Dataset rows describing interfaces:

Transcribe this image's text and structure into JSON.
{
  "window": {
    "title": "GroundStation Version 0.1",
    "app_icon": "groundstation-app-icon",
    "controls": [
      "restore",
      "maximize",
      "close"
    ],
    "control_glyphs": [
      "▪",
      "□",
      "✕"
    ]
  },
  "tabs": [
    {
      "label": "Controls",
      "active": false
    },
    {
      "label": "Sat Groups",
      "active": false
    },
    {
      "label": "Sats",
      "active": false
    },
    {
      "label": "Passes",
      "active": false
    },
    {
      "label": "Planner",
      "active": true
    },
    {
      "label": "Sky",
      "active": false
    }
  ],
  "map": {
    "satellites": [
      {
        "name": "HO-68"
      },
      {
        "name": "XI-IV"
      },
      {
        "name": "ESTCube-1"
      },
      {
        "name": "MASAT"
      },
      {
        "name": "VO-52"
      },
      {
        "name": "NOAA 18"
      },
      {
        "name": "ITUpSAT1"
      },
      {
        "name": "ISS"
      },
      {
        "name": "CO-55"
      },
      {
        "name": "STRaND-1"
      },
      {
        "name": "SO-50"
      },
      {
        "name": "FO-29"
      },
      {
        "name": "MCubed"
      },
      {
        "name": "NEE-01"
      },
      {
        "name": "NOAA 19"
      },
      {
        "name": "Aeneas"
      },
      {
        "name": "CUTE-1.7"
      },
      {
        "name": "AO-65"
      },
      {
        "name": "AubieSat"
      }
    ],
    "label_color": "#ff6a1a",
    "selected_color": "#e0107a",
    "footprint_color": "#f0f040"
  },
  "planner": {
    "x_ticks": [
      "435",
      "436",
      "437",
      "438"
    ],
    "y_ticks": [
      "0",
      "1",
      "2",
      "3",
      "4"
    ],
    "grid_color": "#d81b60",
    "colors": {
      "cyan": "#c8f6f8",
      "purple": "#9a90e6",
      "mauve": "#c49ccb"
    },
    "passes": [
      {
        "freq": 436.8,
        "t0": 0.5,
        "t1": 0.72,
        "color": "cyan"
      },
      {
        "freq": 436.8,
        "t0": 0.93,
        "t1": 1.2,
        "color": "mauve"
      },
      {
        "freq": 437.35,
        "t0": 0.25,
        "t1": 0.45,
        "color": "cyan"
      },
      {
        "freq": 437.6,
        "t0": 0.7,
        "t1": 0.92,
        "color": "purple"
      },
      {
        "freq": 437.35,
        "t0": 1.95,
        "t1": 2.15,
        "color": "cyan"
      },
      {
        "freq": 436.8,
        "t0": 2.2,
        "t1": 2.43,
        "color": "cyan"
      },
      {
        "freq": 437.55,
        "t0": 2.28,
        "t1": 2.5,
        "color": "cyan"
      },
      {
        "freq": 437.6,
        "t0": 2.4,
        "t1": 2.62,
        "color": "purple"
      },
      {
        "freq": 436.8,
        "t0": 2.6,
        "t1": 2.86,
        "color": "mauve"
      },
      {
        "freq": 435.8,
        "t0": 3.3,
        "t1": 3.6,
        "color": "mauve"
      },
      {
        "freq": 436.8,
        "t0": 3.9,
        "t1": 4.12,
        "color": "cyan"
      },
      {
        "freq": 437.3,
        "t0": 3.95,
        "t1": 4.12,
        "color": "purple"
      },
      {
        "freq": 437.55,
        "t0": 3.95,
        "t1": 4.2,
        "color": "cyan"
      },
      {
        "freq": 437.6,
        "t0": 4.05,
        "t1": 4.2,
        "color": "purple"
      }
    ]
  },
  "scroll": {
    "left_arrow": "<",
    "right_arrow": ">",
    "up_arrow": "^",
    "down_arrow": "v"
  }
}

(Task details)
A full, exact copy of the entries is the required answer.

(Solved exercise)
Transcribe this image's text and structure into JSON.
{
  "window": {
    "title": "GroundStation Version 0.1",
    "app_icon": "groundstation-app-icon",
    "controls": [
      "restore",
      "maximize",
      "close"
    ],
    "control_glyphs": [
      "▪",
      "□",
      "✕"
    ]
  },
  "tabs": [
    {
      "label": "Controls",
      "active": false
    },
    {
      "label": "Sat Groups",
      "active": false
    },
    {
      "label": "Sats",
      "active": false
    },
    {
      "label": "Passes",
      "active": false
    },
    {
      "label": "Planner",
      "active": true
    },
    {
      "label": "Sky",
      "active": false
    }
  ],
  "map": {
    "satellites": [
      {
        "name": "HO-68"
      },
      {
        "name": "XI-IV"
      },
      {
        "name": "ESTCube-1"
      },
      {
        "name": "MASAT"
      },
      {
        "name": "VO-52"
      },
      {
        "name": "NOAA 18"
      },
      {
        "name": "ITUpSAT1"
      },
      {
        "name": "ISS"
      },
      {
        "name": "CO-55"
      },
      {
        "name": "STRaND-1"
      },
      {
        "name": "SO-50"
      },
      {
        "name": "FO-29"
      },
      {
        "name": "MCubed"
      },
      {
        "name": "NEE-01"
      },
      {
        "name": "NOAA 19"
      },
      {
        "name": "Aeneas"
      },
      {
        "name": "CUTE-1.7"
      },
      {
        "name": "AO-65"
      },
      {
        "name": "AubieSat"
      }
    ],
    "label_color": "#ff6a1a",
    "selected_color": "#e0107a",
    "footprint_color": "#f0f040"
  },
  "planner": {
    "x_ticks": [
      "435",
      "436",
      "437",
      "438"
    ],
    "y_ticks": [
      "0",
      "1",
      "2",
      "3",
      "4"
    ],
    "grid_color": "#d81b60",
    "colors": {
      "cyan": "#c8f6f8",
      "purple": "#9a90e6",
      "mauve": "#c49ccb"
    },
    "passes": [
      {
        "freq": 436.8,
        "t0": 0.5,
        "t1": 0.72,
        "color": "cyan"
      },
      {
        "freq": 436.8,
        "t0": 0.93,
        "t1": 1.2,
        "color": "mauve"
      },
      {
        "freq": 437.35,
        "t0": 0.25,
        "t1": 0.45,
        "color": "cyan"
      },
      {
        "freq": 437.6,
        "t0": 0.7,
        "t1": 0.92,
        "color": "purple"
      },
      {
        "freq": 437.35,
        "t0": 1.95,
        "t1": 2.15,
        "color": "cyan"
      },
      {
        "freq": 436.8,
        "t0": 2.2,
        "t1": 2.43,
        "color": "cyan"
      },
      {
        "freq": 437.55,
        "t0": 2.28,
        "t1": 2.5,
        "color": "cyan"
      },
      {
        "freq": 437.6,
        "t0": 2.4,
        "t1": 2.62,
        "color": "purple"
      },
      {
        "freq": 436.8,
        "t0": 2.6,
        "t1": 2.86,
        "color": "mauve"
      },
      {
        "freq": 435.8,
        "t0": 3.3,
        "t1": 3.6,
        "color": "mauve"
      },
      {
        "freq": 436.8,
        "t0": 3.9,
        "t1": 4.12,
        "color": "cyan"
      },
      {
        "freq": 437.3,
        "t0": 3.95,
        "t1": 4.12,
        "color": "purple"
      },
      {
        "freq": 437.55,
        "t0": 3.95,
        "t1": 4.2,
        "color": "cyan"
      },
      {
        "freq": 437.6,
        "t0": 4.05,
        "t1": 4.2,
        "color": "purple"
      }
    ]
  },
  "scroll": {
    "left_arrow": "<",
    "right_arrow": ">",
    "up_arrow": "^",
    "down_arrow": "v"
  }
}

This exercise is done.